Building a bridge between advertising and your customer

Your marketing message should be consistent and be closely aligned with your sales strategy. Ensure that your marketing message is included in everything from the way your employees answer the phone to what’s printed on your sales receipts. It should be on your website, invoices, letterhead, and business cards. As noted above, advertising is the glue that binds together all the elements of your marketing bridge. In other words, advertising cannot stand on its own. Your marketing bridge is built by ensuring that your company delivers on its promises and makes a connection with the customer in a way that is consistent with your ads.

The marketing bridge consists of four major elements that are connected through advertising:

  • Your business. A convenient location, or multiple locations, is an important element in your marketing bridge. Don’t let poor accessibility — with parking, pickup, and delivery options — be a weak link in your marketing bridge. Also, building a reputation for honesty and trustworthiness is vital to a solid marketing bridge.
  • Price. You must provide a quality product that delivers a solid value for the price while ensuring that your price is competitive with similar products.
  • Merchandising. Customers don’t like dirty stores. Your location should be clean, well-lit, and attractive, so your customer is encouraged to return.
  • Personal selling. Customer service is vital to building a solid marketing bridge. Appearance and attitudes of salespeople are important. Thorough knowledge of the product and its benefits, and the ability to upsell, helps complete the marketing bridge.

Tips for connecting advertising and sales

Ensure that your advertising tells an honest and real story about your company. Never make false or exaggerated claims. Always follow through on promises and promotions. Merchandise items as they’ve been advertised. There’s nothing wrong with upselling, but never give the impression that your advertising was designed only to lure the customer into your store, as opposed to offering a good value. Train and educate employees so they can speak knowledgeably about the product and make valuable recommendations to the customer.
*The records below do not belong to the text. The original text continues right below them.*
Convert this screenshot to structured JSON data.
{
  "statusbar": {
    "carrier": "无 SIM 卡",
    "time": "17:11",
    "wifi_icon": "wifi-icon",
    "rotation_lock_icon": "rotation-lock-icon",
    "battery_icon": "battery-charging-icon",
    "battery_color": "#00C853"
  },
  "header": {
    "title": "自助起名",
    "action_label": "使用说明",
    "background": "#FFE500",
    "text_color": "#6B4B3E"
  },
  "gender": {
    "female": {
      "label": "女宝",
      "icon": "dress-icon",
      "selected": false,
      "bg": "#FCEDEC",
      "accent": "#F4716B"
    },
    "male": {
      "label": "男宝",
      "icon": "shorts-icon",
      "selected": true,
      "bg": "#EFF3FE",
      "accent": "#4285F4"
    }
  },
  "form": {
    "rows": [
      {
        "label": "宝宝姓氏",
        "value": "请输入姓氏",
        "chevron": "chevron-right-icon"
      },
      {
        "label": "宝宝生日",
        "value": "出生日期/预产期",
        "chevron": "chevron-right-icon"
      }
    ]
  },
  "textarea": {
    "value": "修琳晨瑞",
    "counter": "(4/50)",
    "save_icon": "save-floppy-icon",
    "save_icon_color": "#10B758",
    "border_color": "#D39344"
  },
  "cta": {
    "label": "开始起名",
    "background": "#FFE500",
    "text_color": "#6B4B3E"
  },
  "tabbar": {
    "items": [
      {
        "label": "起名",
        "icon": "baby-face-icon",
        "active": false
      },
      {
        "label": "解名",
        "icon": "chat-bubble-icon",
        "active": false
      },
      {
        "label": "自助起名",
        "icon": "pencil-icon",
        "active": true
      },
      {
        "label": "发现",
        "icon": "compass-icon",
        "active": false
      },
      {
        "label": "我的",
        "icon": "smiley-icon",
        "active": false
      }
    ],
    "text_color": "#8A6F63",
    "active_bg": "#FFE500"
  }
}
The Value of using a Marketing Bridge

By ensuring that the customer experience aligns with your advertising, you build trust and loyalty. The result is stronger relationships with your customers, resulting in future sales, referrals, and growth.

It’s vital that all employees — particularly the marketing and sales teams — understand the importance of a marketing bridge. The connection between your brand’s advertising message and your customer’s experience can be the difference between a successful marketing campaign and one that fails. It’s important to ensure that there are no weak links in your marketing bridge and to recognize that a great advertising campaign will be ineffective if the underlying structure of your marketing bridge is not solid.


Topics: Small Business Resources, Marketing Strategy